Green Bay loosens mask mandate for some grades
By Heather Graves
GREEN BAY – The Green Bay school board voted to loosen the district’s mask requirements for high schoolers at a special meeting Monday, June 7.
“I think this is a reasonable middle ground,” Trustee Andrew Becker said.
The motion, which passed unanimously, makes masks optional for students, staff, visitors and contractors in high school only buildings, effective June 14, the first day of summer school.
The mandate remains in effect in all PreK-8 schools and schools that house multiple grade levels, where PreK-8 students are present, such as John Dewey Academy for Learning, Northeast Wisconsin School of Innovation and Minoka-Hill.
Face coverings will be optional outdoors for all grades.
Masks will still be required for all grades on district buses.
Mask requirements for WIAA events will follow WIAA requirements.
Monday marks the first time the board loosened face-covering restrictions since the start of the COVID-19 pandemic.
“I’m concerned,” Trustee Brenda Warren said. “All of our elementary students have not had the opportunity to be vaccinated. Some middle school students have, but not for very long.”
The board based its decision on the Centers for Disease Control and Prevention (CDC), which still recommends continued mask-wearing in schools.
“This is an evolving, changing situation,” Warren said. “The CDC requirement, if they lift that, then this allows our district administration to immediately move to changing the mask recommendations.”

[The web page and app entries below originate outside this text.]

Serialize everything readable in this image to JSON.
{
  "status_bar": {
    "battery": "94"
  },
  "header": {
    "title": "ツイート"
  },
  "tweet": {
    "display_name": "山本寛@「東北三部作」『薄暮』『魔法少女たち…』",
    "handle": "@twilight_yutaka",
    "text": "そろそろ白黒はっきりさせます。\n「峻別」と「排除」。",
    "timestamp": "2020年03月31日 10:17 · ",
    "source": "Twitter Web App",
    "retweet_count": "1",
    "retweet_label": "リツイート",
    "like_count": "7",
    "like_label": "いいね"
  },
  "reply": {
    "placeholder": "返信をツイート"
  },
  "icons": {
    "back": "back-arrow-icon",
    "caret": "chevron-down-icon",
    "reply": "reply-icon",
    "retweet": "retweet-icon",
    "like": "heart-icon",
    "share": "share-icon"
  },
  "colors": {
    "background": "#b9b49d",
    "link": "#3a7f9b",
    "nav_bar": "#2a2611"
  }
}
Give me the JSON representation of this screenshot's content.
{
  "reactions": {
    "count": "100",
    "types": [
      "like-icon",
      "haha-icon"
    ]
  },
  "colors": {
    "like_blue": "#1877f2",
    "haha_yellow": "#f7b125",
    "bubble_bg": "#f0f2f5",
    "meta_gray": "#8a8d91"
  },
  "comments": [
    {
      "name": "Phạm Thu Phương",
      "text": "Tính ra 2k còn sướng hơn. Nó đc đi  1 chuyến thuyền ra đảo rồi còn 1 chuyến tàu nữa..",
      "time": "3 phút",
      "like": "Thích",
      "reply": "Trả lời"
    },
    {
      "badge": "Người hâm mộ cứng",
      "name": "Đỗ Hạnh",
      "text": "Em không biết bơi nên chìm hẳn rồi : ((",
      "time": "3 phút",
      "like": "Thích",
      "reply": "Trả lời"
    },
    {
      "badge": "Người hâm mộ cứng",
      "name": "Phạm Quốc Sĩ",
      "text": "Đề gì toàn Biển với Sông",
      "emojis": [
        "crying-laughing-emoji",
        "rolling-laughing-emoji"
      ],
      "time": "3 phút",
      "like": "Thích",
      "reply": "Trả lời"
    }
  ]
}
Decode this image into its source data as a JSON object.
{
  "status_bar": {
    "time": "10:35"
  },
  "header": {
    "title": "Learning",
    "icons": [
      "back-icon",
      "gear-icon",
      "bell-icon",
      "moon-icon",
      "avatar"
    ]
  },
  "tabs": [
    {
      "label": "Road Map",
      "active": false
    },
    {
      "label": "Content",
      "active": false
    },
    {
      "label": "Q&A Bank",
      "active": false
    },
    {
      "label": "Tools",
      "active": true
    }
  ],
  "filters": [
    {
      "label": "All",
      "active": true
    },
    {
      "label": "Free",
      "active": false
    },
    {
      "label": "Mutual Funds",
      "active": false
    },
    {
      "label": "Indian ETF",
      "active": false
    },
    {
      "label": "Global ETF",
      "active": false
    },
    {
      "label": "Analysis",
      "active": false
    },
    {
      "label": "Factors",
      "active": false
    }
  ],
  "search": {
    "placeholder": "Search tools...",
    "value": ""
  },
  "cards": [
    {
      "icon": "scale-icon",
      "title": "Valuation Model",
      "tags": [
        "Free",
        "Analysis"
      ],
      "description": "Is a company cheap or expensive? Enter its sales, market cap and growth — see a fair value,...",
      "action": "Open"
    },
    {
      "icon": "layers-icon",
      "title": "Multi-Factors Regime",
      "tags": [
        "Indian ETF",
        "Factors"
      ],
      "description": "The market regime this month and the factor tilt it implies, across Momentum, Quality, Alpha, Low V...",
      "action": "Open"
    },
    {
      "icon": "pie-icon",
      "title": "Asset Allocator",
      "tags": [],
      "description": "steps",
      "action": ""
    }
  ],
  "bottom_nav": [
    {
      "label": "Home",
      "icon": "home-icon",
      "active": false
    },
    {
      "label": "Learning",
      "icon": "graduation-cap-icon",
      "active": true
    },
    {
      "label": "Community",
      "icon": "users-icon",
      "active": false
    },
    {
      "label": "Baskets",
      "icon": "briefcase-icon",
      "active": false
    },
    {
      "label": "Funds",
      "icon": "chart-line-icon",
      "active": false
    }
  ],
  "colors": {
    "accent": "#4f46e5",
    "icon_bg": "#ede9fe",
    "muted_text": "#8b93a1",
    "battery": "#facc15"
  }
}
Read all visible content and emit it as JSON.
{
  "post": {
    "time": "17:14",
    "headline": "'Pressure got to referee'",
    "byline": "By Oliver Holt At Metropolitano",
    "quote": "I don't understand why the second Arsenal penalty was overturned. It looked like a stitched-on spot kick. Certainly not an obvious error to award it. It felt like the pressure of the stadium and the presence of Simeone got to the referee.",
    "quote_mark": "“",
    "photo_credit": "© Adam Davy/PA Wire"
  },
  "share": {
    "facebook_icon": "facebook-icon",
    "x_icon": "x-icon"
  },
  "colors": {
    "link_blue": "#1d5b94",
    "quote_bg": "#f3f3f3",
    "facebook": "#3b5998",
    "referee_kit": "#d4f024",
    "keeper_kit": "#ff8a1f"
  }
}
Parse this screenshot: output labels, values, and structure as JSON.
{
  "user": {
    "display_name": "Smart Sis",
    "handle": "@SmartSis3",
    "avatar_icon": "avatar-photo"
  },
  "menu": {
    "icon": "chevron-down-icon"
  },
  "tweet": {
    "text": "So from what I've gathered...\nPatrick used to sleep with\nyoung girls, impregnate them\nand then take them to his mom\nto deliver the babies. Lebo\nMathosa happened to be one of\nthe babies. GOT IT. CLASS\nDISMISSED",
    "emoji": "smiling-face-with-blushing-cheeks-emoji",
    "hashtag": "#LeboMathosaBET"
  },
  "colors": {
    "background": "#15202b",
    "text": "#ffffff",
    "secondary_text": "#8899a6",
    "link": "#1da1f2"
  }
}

If the district’s COVID-19 infection rate reaches 1% over a five-day period, masks will be required until the rate falls below .2%.
The district’s COVID dashboard can be found online.
“I am so excited about the direction this is all going in terms of getting back to some sort of normalcy without masks,” Trustee Laura Latinen-Warren said. “I want to thank the administration for coming forward with this. I can’t imagine, being relatively new to the board, the amount of information and emails (you receive), so I appreciate the effort and work that has gone into listening to everyone, taking all the information into account and coming up with this recommendation. Also, I appreciate and want to encourage parents to continue to email and message – we had a lot of perspectives, but there was a lot of middle ground, and you can see that people just care about our district and want to get back to learning and some normalcy.”
Superintendent Steve Murley said the administration will next look at requirements in buildings without students – including the downtown district building and the auxiliary services building – and determine if changes are warranted.
“We are looking primarily right now at those areas where students will be present this summer,” Murley said. “And then, after the board takes action, then we’ll look at areas like the auxiliary services building and the district office building and determine whether or not we need to make adjustments for those that are primarily adult staff only.”
Murley said if a change is made, it will not need board approval, because it’s not directly connected to student instruction.